Every entry, from first to last, must be written out exactly.

BEGIN Listed records

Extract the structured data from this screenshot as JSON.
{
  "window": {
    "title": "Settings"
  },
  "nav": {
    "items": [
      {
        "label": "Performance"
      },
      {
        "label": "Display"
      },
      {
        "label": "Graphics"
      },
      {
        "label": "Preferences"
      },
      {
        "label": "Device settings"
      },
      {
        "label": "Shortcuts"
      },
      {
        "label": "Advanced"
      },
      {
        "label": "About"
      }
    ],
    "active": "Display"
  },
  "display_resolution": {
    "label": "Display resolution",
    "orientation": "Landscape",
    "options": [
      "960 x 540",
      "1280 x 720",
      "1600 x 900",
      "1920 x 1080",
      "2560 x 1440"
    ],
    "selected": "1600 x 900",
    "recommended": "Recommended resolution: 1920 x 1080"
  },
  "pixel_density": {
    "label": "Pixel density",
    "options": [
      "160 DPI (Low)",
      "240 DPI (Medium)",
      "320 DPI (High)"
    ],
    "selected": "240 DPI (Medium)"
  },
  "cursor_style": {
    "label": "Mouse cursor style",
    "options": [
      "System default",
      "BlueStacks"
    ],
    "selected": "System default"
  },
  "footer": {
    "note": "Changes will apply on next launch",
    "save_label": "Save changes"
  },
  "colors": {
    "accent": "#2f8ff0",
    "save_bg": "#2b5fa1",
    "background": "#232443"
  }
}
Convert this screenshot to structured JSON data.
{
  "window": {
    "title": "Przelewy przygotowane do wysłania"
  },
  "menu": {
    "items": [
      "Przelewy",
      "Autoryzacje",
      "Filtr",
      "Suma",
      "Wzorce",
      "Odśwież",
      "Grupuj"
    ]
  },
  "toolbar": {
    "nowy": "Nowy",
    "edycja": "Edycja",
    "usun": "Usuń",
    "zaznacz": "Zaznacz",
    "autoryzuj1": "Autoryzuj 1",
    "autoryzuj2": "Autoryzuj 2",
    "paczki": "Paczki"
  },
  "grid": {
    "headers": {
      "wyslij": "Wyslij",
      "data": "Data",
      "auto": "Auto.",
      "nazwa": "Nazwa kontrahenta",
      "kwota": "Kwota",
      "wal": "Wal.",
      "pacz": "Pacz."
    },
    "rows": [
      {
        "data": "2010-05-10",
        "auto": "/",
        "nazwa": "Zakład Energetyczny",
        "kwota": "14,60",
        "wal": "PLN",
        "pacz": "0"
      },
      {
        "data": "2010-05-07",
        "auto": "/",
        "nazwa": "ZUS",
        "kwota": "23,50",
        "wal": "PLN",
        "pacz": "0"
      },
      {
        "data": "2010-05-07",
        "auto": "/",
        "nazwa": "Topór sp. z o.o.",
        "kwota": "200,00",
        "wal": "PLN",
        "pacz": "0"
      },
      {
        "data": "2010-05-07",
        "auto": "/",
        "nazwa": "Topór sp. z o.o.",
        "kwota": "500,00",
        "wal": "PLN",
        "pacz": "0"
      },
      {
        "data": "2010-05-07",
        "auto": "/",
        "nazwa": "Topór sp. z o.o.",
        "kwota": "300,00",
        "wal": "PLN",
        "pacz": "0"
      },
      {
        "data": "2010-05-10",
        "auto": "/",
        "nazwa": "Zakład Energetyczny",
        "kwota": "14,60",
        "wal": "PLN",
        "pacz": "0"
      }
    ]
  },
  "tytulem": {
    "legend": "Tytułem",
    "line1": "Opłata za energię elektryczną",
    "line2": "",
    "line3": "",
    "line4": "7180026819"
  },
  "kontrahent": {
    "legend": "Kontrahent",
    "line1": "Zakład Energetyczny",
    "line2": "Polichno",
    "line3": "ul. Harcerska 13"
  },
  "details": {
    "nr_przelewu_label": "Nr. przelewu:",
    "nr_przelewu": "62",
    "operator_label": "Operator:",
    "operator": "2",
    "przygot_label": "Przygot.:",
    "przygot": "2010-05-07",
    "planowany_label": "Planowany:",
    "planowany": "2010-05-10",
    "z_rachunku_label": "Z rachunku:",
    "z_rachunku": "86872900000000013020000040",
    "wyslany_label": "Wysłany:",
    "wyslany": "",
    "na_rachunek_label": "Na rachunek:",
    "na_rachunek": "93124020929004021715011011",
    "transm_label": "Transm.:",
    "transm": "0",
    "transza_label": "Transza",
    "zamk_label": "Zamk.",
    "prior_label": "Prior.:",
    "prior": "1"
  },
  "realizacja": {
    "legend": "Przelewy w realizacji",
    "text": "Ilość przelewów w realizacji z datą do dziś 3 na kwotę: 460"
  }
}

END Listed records

Result of the task:
Extract the structured data from this screenshot as JSON.
{
  "window": {
    "title": "Settings"
  },
  "nav": {
    "items": [
      {
        "label": "Performance"
      },
      {
        "label": "Display"
      },
      {
        "label": "Graphics"
      },
      {
        "label": "Preferences"
      },
      {
        "label": "Device settings"
      },
      {
        "label": "Shortcuts"
      },
      {
        "label": "Advanced"
      },
      {
        "label": "About"
      }
    ],
    "active": "Display"
  },
  "display_resolution": {
    "label": "Display resolution",
    "orientation": "Landscape",
    "options": [
      "960 x 540",
      "1280 x 720",
      "1600 x 900",
      "1920 x 1080",
      "2560 x 1440"
    ],
    "selected": "1600 x 900",
    "recommended": "Recommended resolution: 1920 x 1080"
  },
  "pixel_density": {
    "label": "Pixel density",
    "options": [
      "160 DPI (Low)",
      "240 DPI (Medium)",
      "320 DPI (High)"
    ],
    "selected": "240 DPI (Medium)"
  },
  "cursor_style": {
    "label": "Mouse cursor style",
    "options": [
      "System default",
      "BlueStacks"
    ],
    "selected": "System default"
  },
  "footer": {
    "note": "Changes will apply on next launch",
    "save_label": "Save changes"
  },
  "colors": {
    "accent": "#2f8ff0",
    "save_bg": "#2b5fa1",
    "background": "#232443"
  }
}
Convert this screenshot to structured JSON data.
{
  "window": {
    "title": "Przelewy przygotowane do wysłania"
  },
  "menu": {
    "items": [
      "Przelewy",
      "Autoryzacje",
      "Filtr",
      "Suma",
      "Wzorce",
      "Odśwież",
      "Grupuj"
    ]
  },
  "toolbar": {
    "nowy": "Nowy",
    "edycja": "Edycja",
    "usun": "Usuń",
    "zaznacz": "Zaznacz",
    "autoryzuj1": "Autoryzuj 1",
    "autoryzuj2": "Autoryzuj 2",
    "paczki": "Paczki"
  },
  "grid": {
    "headers": {
      "wyslij": "Wyslij",
      "data": "Data",
      "auto": "Auto.",
      "nazwa": "Nazwa kontrahenta",
      "kwota": "Kwota",
      "wal": "Wal.",
      "pacz": "Pacz."
    },
    "rows": [
      {
        "data": "2010-05-10",
        "auto": "/",
        "nazwa": "Zakład Energetyczny",
        "kwota": "14,60",
        "wal": "PLN",
        "pacz": "0"
      },
      {
        "data": "2010-05-07",
        "auto": "/",
        "nazwa": "ZUS",
        "kwota": "23,50",
        "wal": "PLN",
        "pacz": "0"
      },
      {
        "data": "2010-05-07",
        "auto": "/",
        "nazwa": "Topór sp. z o.o.",
        "kwota": "200,00",
        "wal": "PLN",
        "pacz": "0"
      },
      {
        "data": "2010-05-07",
        "auto": "/",
        "nazwa": "Topór sp. z o.o.",
        "kwota": "500,00",
        "wal": "PLN",
        "pacz": "0"
      },
      {
        "data": "2010-05-07",
        "auto": "/",
        "nazwa": "Topór sp. z o.o.",
        "kwota": "300,00",
        "wal": "PLN",
        "pacz": "0"
      },
      {
        "data": "2010-05-10",
        "auto": "/",
        "nazwa": "Zakład Energetyczny",
        "kwota": "14,60",
        "wal": "PLN",
        "pacz": "0"
      }
    ]
  },
  "tytulem": {
    "legend": "Tytułem",
    "line1": "Opłata za energię elektryczną",
    "line2": "",
    "line3": "",
    "line4": "7180026819"
  },
  "kontrahent": {
    "legend": "Kontrahent",
    "line1": "Zakład Energetyczny",
    "line2": "Polichno",
    "line3": "ul. Harcerska 13"
  },
  "details": {
    "nr_przelewu_label": "Nr. przelewu:",
    "nr_przelewu": "62",
    "operator_label": "Operator:",
    "operator": "2",
    "przygot_label": "Przygot.:",
    "przygot": "2010-05-07",
    "planowany_label": "Planowany:",
    "planowany": "2010-05-10",
    "z_rachunku_label": "Z rachunku:",
    "z_rachunku": "86872900000000013020000040",
    "wyslany_label": "Wysłany:",
    "wyslany": "",
    "na_rachunek_label": "Na rachunek:",
    "na_rachunek": "93124020929004021715011011",
    "transm_label": "Transm.:",
    "transm": "0",
    "transza_label": "Transza",
    "zamk_label": "Zamk.",
    "prior_label": "Prior.:",
    "prior": "1"
  },
  "realizacja": {
    "legend": "Przelewy w realizacji",
    "text": "Ilość przelewów w realizacji z datą do dziś 3 na kwotę: 460"
  }
}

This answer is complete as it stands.